#### [EXERCISE]
Word for word, copy the lines beginning at the one with "Decode this image" and ending at the last line below; pictures stay out.

INFORMATION PROVIDED Start Marker

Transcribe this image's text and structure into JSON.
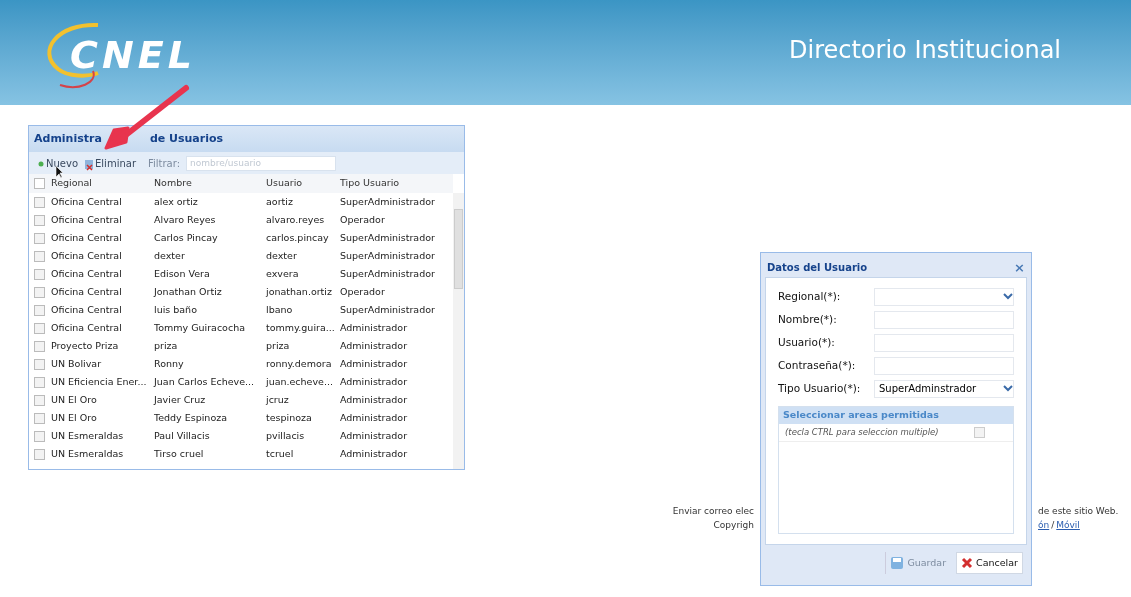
{
  "header": {
    "logo": "CNEL",
    "title": "Directorio Institucional"
  },
  "panel": {
    "title_start": "Administra",
    "title_end": "de Usuarios",
    "toolbar": {
      "buttons": [
        "Nuevo",
        "Eliminar"
      ],
      "filter_label": "Filtrar:",
      "filter_placeholder": "nombre/usuario"
    },
    "table": {
      "all_checked": false,
      "columns": [
        "Regional",
        "Nombre",
        "Usuario",
        "Tipo Usuario"
      ],
      "rows": [
        {
          "checked": false,
          "cells": [
            "Oficina Central",
            "alex ortiz",
            "aortiz",
            "SuperAdministrador"
          ]
        },
        {
          "checked": false,
          "cells": [
            "Oficina Central",
            "Alvaro Reyes",
            "alvaro.reyes",
            "Operador"
          ]
        },
        {
          "checked": false,
          "cells": [
            "Oficina Central",
            "Carlos Pincay",
            "carlos.pincay",
            "SuperAdministrador"
          ]
        },
        {
          "checked": false,
          "cells": [
            "Oficina Central",
            "dexter",
            "dexter",
            "SuperAdministrador"
          ]
        },
        {
          "checked": false,
          "cells": [
            "Oficina Central",
            "Edison Vera",
            "exvera",
            "SuperAdministrador"
          ]
        },
        {
          "checked": false,
          "cells": [
            "Oficina Central",
            "Jonathan Ortiz",
            "jonathan.ortiz",
            "Operador"
          ]
        },
        {
          "checked": false,
          "cells": [
            "Oficina Central",
            "luis baño",
            "lbano",
            "SuperAdministrador"
          ]
        },
        {
          "checked": false,
          "cells": [
            "Oficina Central",
            "Tommy Guiracocha",
            "tommy.guira...",
            "Administrador"
          ]
        },
        {
          "checked": false,
          "cells": [
            "Proyecto Priza",
            "priza",
            "priza",
            "Administrador"
          ]
        },
        {
          "checked": false,
          "cells": [
            "UN Bolivar",
            "Ronny",
            "ronny.demora",
            "Administrador"
          ]
        },
        {
          "checked": false,
          "cells": [
            "UN Eficiencia Ener...",
            "Juan Carlos Echeve...",
            "juan.echeve...",
            "Administrador"
          ]
        },
        {
          "checked": false,
          "cells": [
            "UN El Oro",
            "Javier Cruz",
            "jcruz",
            "Administrador"
          ]
        },
        {
          "checked": false,
          "cells": [
            "UN El Oro",
            "Teddy Espinoza",
            "tespinoza",
            "Administrador"
          ]
        },
        {
          "checked": false,
          "cells": [
            "UN Esmeraldas",
            "Paul Villacis",
            "pvillacis",
            "Administrador"
          ]
        },
        {
          "checked": false,
          "cells": [
            "UN Esmeraldas",
            "Tirso cruel",
            "tcruel",
            "Administrador"
          ]
        }
      ]
    }
  },
  "footer": {
    "left_lines": [
      "Enviar correo elec",
      "Copyrigh"
    ],
    "right_text": "de este sitio Web.",
    "links": [
      "ón",
      "Móvil"
    ],
    "separator": "/"
  },
  "dialog": {
    "title": "Datos del Usuario",
    "close": "×",
    "fields": [
      {
        "kind": "select",
        "label": "Regional(*):"
      },
      {
        "kind": "text",
        "label": "Nombre(*):"
      },
      {
        "kind": "text",
        "label": "Usuario(*):"
      },
      {
        "kind": "text",
        "label": "Contraseña(*):"
      },
      {
        "kind": "select",
        "label": "Tipo Usuario(*):",
        "value": "SuperAdminstrador"
      }
    ],
    "areas": {
      "title": "Seleccionar areas permitidas",
      "hint": "(tecla CTRL para seleccion multiple)",
      "checked": false
    },
    "buttons": [
      {
        "label": "Guardar",
        "disabled": true,
        "kind": "save"
      },
      {
        "label": "Cancelar",
        "disabled": false,
        "kind": "cancel"
      }
    ]
  }
}
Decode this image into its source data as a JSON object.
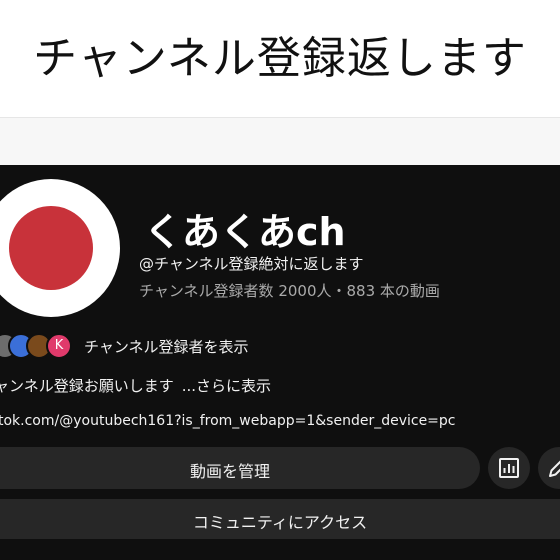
{
  "banner": {
    "title": "チャンネル登録返します"
  },
  "channel": {
    "avatar_color": "#c8323a",
    "name": "くあくあch",
    "handle": "@チャンネル登録絶対に返します",
    "stats": "チャンネル登録者数 2000人・883 本の動画"
  },
  "subscribers": {
    "avatar_letter": "K",
    "label": "チャンネル登録者を表示"
  },
  "description": {
    "text": "ャンネル登録お願いします",
    "more": "...さらに表示"
  },
  "link": {
    "text": "tok.com/@youtubech161?is_from_webapp=1&sender_device=pc"
  },
  "actions": {
    "manage_label": "動画を管理",
    "analytics_icon": "analytics-icon",
    "edit_icon": "pencil-icon",
    "community_label": "コミュニティにアクセス"
  },
  "colors": {
    "background": "#0f0f0f",
    "button": "#272727",
    "accent_red": "#c8323a"
  }
}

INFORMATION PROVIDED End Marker

#### [TASK SOLUTION]
Decode this image into its source data as a JSON object.
{
  "banner": {
    "title": "チャンネル登録返します"
  },
  "channel": {
    "avatar_color": "#c8323a",
    "name": "くあくあch",
    "handle": "@チャンネル登録絶対に返します",
    "stats": "チャンネル登録者数 2000人・883 本の動画"
  },
  "subscribers": {
    "avatar_letter": "K",
    "label": "チャンネル登録者を表示"
  },
  "description": {
    "text": "ャンネル登録お願いします",
    "more": "...さらに表示"
  },
  "link": {
    "text": "tok.com/@youtubech161?is_from_webapp=1&sender_device=pc"
  },
  "actions": {
    "manage_label": "動画を管理",
    "analytics_icon": "analytics-icon",
    "edit_icon": "pencil-icon",
    "community_label": "コミュニティにアクセス"
  },
  "colors": {
    "background": "#0f0f0f",
    "button": "#272727",
    "accent_red": "#c8323a"
  }
}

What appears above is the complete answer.